=== PROVIDED RECORDS ===

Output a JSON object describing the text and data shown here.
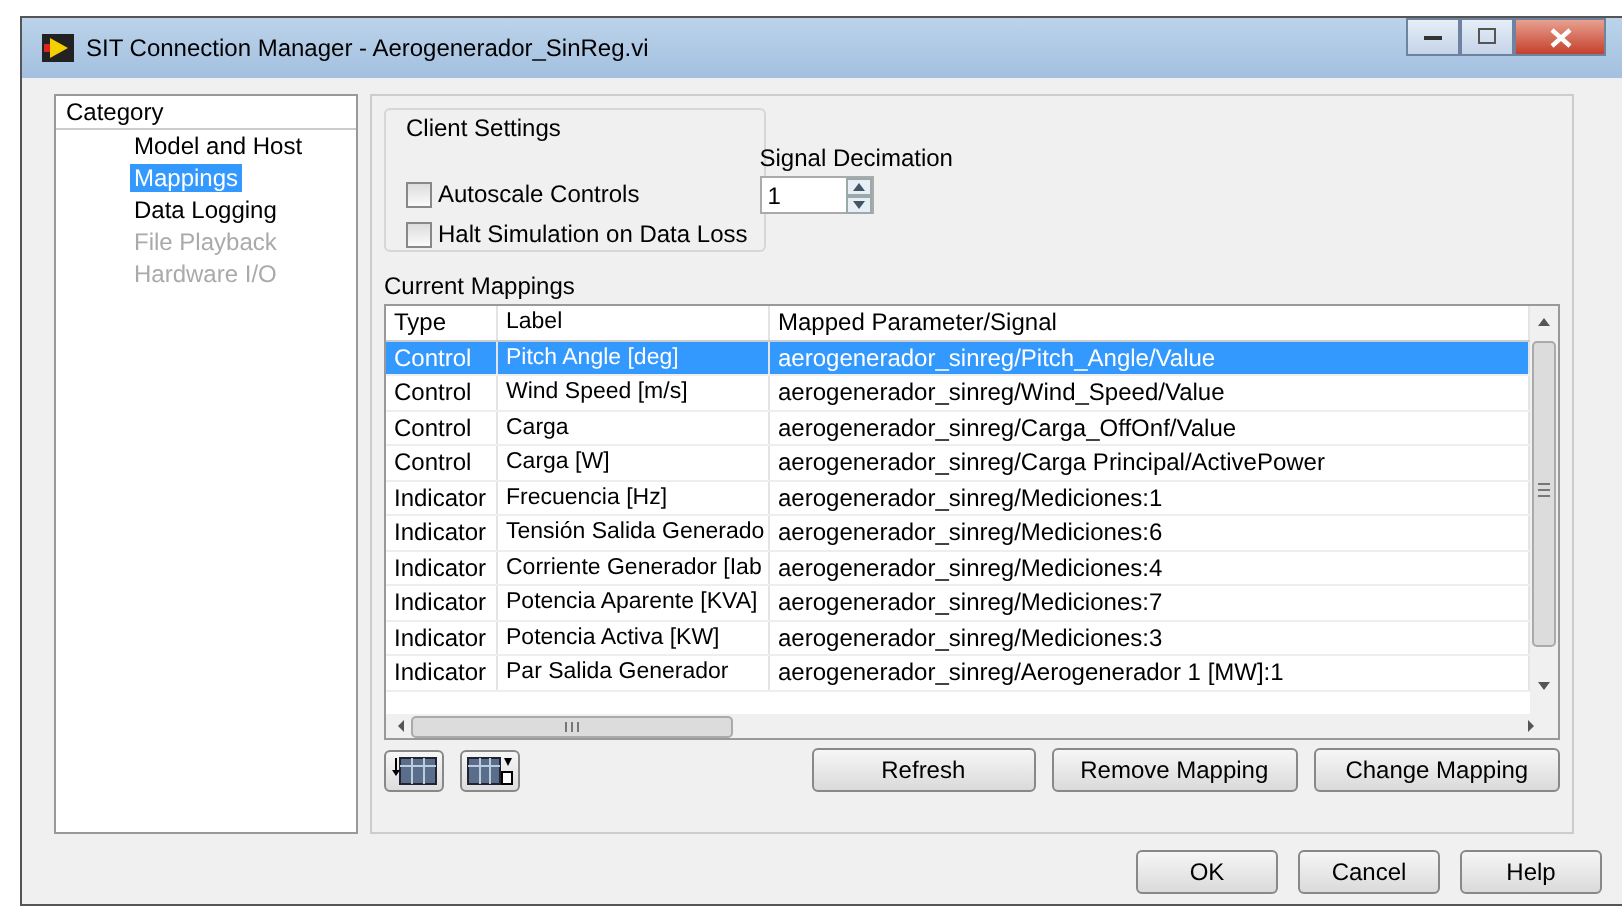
{
  "window": {
    "title": "SIT Connection Manager - Aerogenerador_SinReg.vi"
  },
  "category": {
    "title": "Category",
    "items": [
      {
        "label": "Model and Host",
        "selected": false,
        "disabled": false
      },
      {
        "label": "Mappings",
        "selected": true,
        "disabled": false
      },
      {
        "label": "Data Logging",
        "selected": false,
        "disabled": false
      },
      {
        "label": "File Playback",
        "selected": false,
        "disabled": true
      },
      {
        "label": "Hardware I/O",
        "selected": false,
        "disabled": true
      }
    ]
  },
  "client_settings": {
    "title": "Client Settings",
    "checkboxes": [
      {
        "label": "Autoscale Controls",
        "checked": false
      },
      {
        "label": "Halt Simulation on Data Loss",
        "checked": false
      }
    ],
    "signal_decimation": {
      "label": "Signal Decimation",
      "value": "1"
    }
  },
  "mappings": {
    "title": "Current Mappings",
    "columns": [
      "Type",
      "Label",
      "Mapped Parameter/Signal"
    ],
    "rows": [
      {
        "type": "Control",
        "label": "Pitch Angle [deg]",
        "signal": "aerogenerador_sinreg/Pitch_Angle/Value",
        "selected": true
      },
      {
        "type": "Control",
        "label": "Wind Speed [m/s]",
        "signal": "aerogenerador_sinreg/Wind_Speed/Value",
        "selected": false
      },
      {
        "type": "Control",
        "label": "Carga",
        "signal": "aerogenerador_sinreg/Carga_OffOnf/Value",
        "selected": false
      },
      {
        "type": "Control",
        "label": "Carga [W]",
        "signal": "aerogenerador_sinreg/Carga Principal/ActivePower",
        "selected": false
      },
      {
        "type": "Indicator",
        "label": "Frecuencia [Hz]",
        "signal": "aerogenerador_sinreg/Mediciones:1",
        "selected": false
      },
      {
        "type": "Indicator",
        "label": "Tensión Salida Generado",
        "signal": "aerogenerador_sinreg/Mediciones:6",
        "selected": false
      },
      {
        "type": "Indicator",
        "label": "Corriente Generador [Iab",
        "signal": "aerogenerador_sinreg/Mediciones:4",
        "selected": false
      },
      {
        "type": "Indicator",
        "label": "Potencia Aparente [KVA]",
        "signal": "aerogenerador_sinreg/Mediciones:7",
        "selected": false
      },
      {
        "type": "Indicator",
        "label": "Potencia Activa [KW]",
        "signal": "aerogenerador_sinreg/Mediciones:3",
        "selected": false
      },
      {
        "type": "Indicator",
        "label": "Par Salida Generador",
        "signal": "aerogenerador_sinreg/Aerogenerador 1 [MW]:1",
        "selected": false
      }
    ],
    "actions": [
      "Refresh",
      "Remove Mapping",
      "Change Mapping"
    ]
  },
  "dialog_buttons": [
    "OK",
    "Cancel",
    "Help"
  ]
}
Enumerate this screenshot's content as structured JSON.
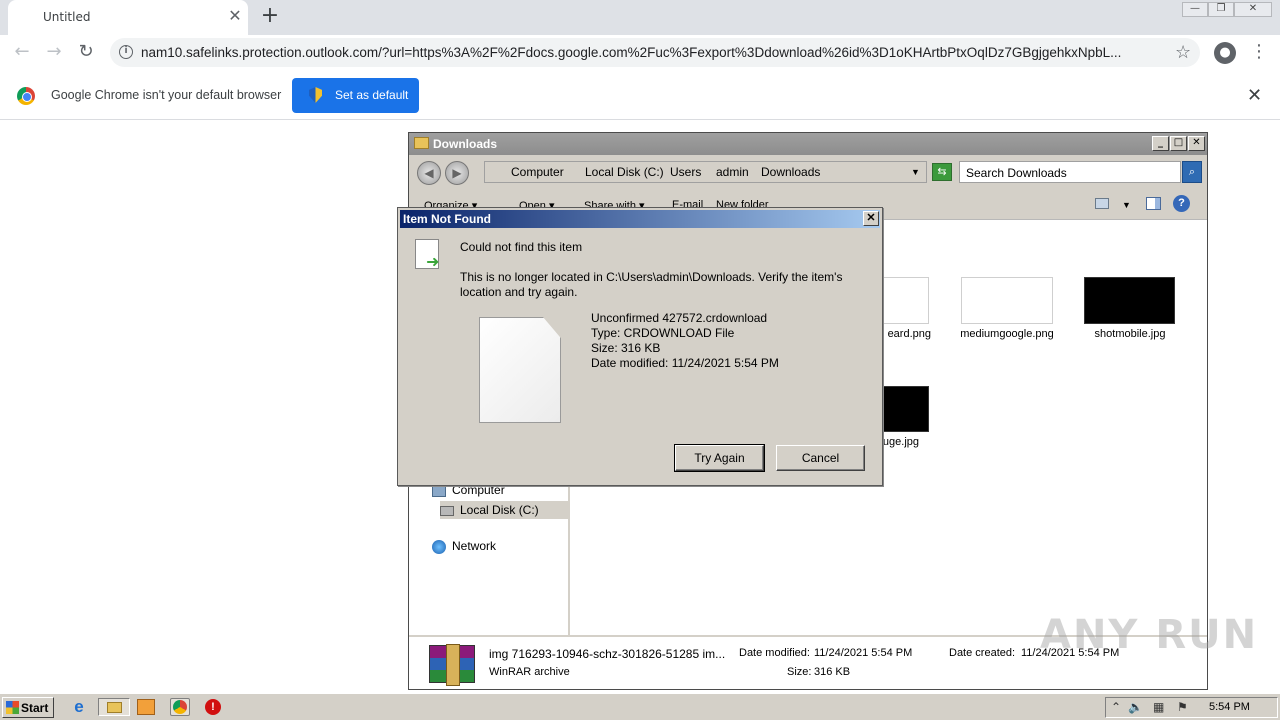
{
  "browser": {
    "tab_title": "Untitled",
    "tab_close": "✕",
    "new_tab": "+",
    "url": "nam10.safelinks.protection.outlook.com/?url=https%3A%2F%2Fdocs.google.com%2Fuc%3Fexport%3Ddownload%26id%3D1oKHArtbPtxOqlDz7GBgjgehkxNpbL...",
    "infobar_message": "Google Chrome isn't your default browser",
    "set_default_label": "Set as default",
    "icons": [
      "back-icon",
      "forward-icon",
      "reload-icon",
      "site-info-icon",
      "star-icon",
      "account-icon",
      "menu-icon",
      "close-icon"
    ]
  },
  "explorer": {
    "title": "Downloads",
    "breadcrumb": [
      "Computer",
      "Local Disk (C:)",
      "Users",
      "admin",
      "Downloads"
    ],
    "search_placeholder": "Search Downloads",
    "commands": [
      "Organize ▾",
      "Open ▾",
      "Share with ▾",
      "E-mail",
      "New folder"
    ],
    "nav_tree": {
      "computer": "Computer",
      "local_disk": "Local Disk (C:)",
      "network": "Network"
    },
    "files": [
      {
        "name": "eard.png"
      },
      {
        "name": "mediumgoogle.png"
      },
      {
        "name": "shotmobile.jpg"
      },
      {
        "name": "uge.jpg"
      }
    ],
    "details": {
      "name": "img 716293-10946-schz-301826-51285 im...",
      "type": "WinRAR archive",
      "date_modified_label": "Date modified:",
      "date_modified": "11/24/2021 5:54 PM",
      "size_label": "Size:",
      "size": "316 KB",
      "date_created_label": "Date created:",
      "date_created": "11/24/2021 5:54 PM"
    }
  },
  "dialog": {
    "title": "Item Not Found",
    "heading": "Could not find this item",
    "message": "This is no longer located in C:\\Users\\admin\\Downloads. Verify the item's location and try again.",
    "file_name": "Unconfirmed 427572.crdownload",
    "file_type": "Type: CRDOWNLOAD File",
    "file_size": "Size: 316 KB",
    "file_date": "Date modified: 11/24/2021 5:54 PM",
    "try_again": "Try Again",
    "cancel": "Cancel"
  },
  "taskbar": {
    "start": "Start",
    "clock": "5:54 PM"
  },
  "watermark": "ANY RUN"
}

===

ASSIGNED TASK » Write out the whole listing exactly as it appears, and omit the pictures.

RESULT OF THIS TASK »
Output a JSON object describing the text and data shown here.
{
  "window": {
    "title": "SIT Connection Manager - Aerogenerador_SinReg.vi"
  },
  "category": {
    "title": "Category",
    "items": [
      {
        "label": "Model and Host",
        "selected": false,
        "disabled": false
      },
      {
        "label": "Mappings",
        "selected": true,
        "disabled": false
      },
      {
        "label": "Data Logging",
        "selected": false,
        "disabled": false
      },
      {
        "label": "File Playback",
        "selected": false,
        "disabled": true
      },
      {
        "label": "Hardware I/O",
        "selected": false,
        "disabled": true
      }
    ]
  },
  "client_settings": {
    "title": "Client Settings",
    "checkboxes": [
      {
        "label": "Autoscale Controls",
        "checked": false
      },
      {
        "label": "Halt Simulation on Data Loss",
        "checked": false
      }
    ],
    "signal_decimation": {
      "label": "Signal Decimation",
      "value": "1"
    }
  },
  "mappings": {
    "title": "Current Mappings",
    "columns": [
      "Type",
      "Label",
      "Mapped Parameter/Signal"
    ],
    "rows": [
      {
        "type": "Control",
        "label": "Pitch Angle [deg]",
        "signal": "aerogenerador_sinreg/Pitch_Angle/Value",
        "selected": true
      },
      {
        "type": "Control",
        "label": "Wind Speed [m/s]",
        "signal": "aerogenerador_sinreg/Wind_Speed/Value",
        "selected": false
      },
      {
        "type": "Control",
        "label": "Carga",
        "signal": "aerogenerador_sinreg/Carga_OffOnf/Value",
        "selected": false
      },
      {
        "type": "Control",
        "label": "Carga [W]",
        "signal": "aerogenerador_sinreg/Carga Principal/ActivePower",
        "selected": false
      },
      {
        "type": "Indicator",
        "label": "Frecuencia [Hz]",
        "signal": "aerogenerador_sinreg/Mediciones:1",
        "selected": false
      },
      {
        "type": "Indicator",
        "label": "Tensión Salida Generado",
        "signal": "aerogenerador_sinreg/Mediciones:6",
        "selected": false
      },
      {
        "type": "Indicator",
        "label": "Corriente Generador [Iab",
        "signal": "aerogenerador_sinreg/Mediciones:4",
        "selected": false
      },
      {
        "type": "Indicator",
        "label": "Potencia Aparente [KVA]",
        "signal": "aerogenerador_sinreg/Mediciones:7",
        "selected": false
      },
      {
        "type": "Indicator",
        "label": "Potencia Activa [KW]",
        "signal": "aerogenerador_sinreg/Mediciones:3",
        "selected": false
      },
      {
        "type": "Indicator",
        "label": "Par Salida Generador",
        "signal": "aerogenerador_sinreg/Aerogenerador 1 [MW]:1",
        "selected": false
      }
    ],
    "actions": [
      "Refresh",
      "Remove Mapping",
      "Change Mapping"
    ]
  },
  "dialog_buttons": [
    "OK",
    "Cancel",
    "Help"
  ]
}
Enumerate this screenshot's content as structured JSON.
{
  "browser": {
    "tab_title": "Untitled",
    "tab_close": "✕",
    "new_tab": "+",
    "url": "nam10.safelinks.protection.outlook.com/?url=https%3A%2F%2Fdocs.google.com%2Fuc%3Fexport%3Ddownload%26id%3D1oKHArtbPtxOqlDz7GBgjgehkxNpbL...",
    "infobar_message": "Google Chrome isn't your default browser",
    "set_default_label": "Set as default",
    "icons": [
      "back-icon",
      "forward-icon",
      "reload-icon",
      "site-info-icon",
      "star-icon",
      "account-icon",
      "menu-icon",
      "close-icon"
    ]
  },
  "explorer": {
    "title": "Downloads",
    "breadcrumb": [
      "Computer",
      "Local Disk (C:)",
      "Users",
      "admin",
      "Downloads"
    ],
    "search_placeholder": "Search Downloads",
    "commands": [
      "Organize ▾",
      "Open ▾",
      "Share with ▾",
      "E-mail",
      "New folder"
    ],
    "nav_tree": {
      "computer": "Computer",
      "local_disk": "Local Disk (C:)",
      "network": "Network"
    },
    "files": [
      {
        "name": "eard.png"
      },
      {
        "name": "mediumgoogle.png"
      },
      {
        "name": "shotmobile.jpg"
      },
      {
        "name": "uge.jpg"
      }
    ],
    "details": {
      "name": "img 716293-10946-schz-301826-51285 im...",
      "type": "WinRAR archive",
      "date_modified_label": "Date modified:",
      "date_modified": "11/24/2021 5:54 PM",
      "size_label": "Size:",
      "size": "316 KB",
      "date_created_label": "Date created:",
      "date_created": "11/24/2021 5:54 PM"
    }
  },
  "dialog": {
    "title": "Item Not Found",
    "heading": "Could not find this item",
    "message": "This is no longer located in C:\\Users\\admin\\Downloads. Verify the item's location and try again.",
    "file_name": "Unconfirmed 427572.crdownload",
    "file_type": "Type: CRDOWNLOAD File",
    "file_size": "Size: 316 KB",
    "file_date": "Date modified: 11/24/2021 5:54 PM",
    "try_again": "Try Again",
    "cancel": "Cancel"
  },
  "taskbar": {
    "start": "Start",
    "clock": "5:54 PM"
  },
  "watermark": "ANY RUN"
}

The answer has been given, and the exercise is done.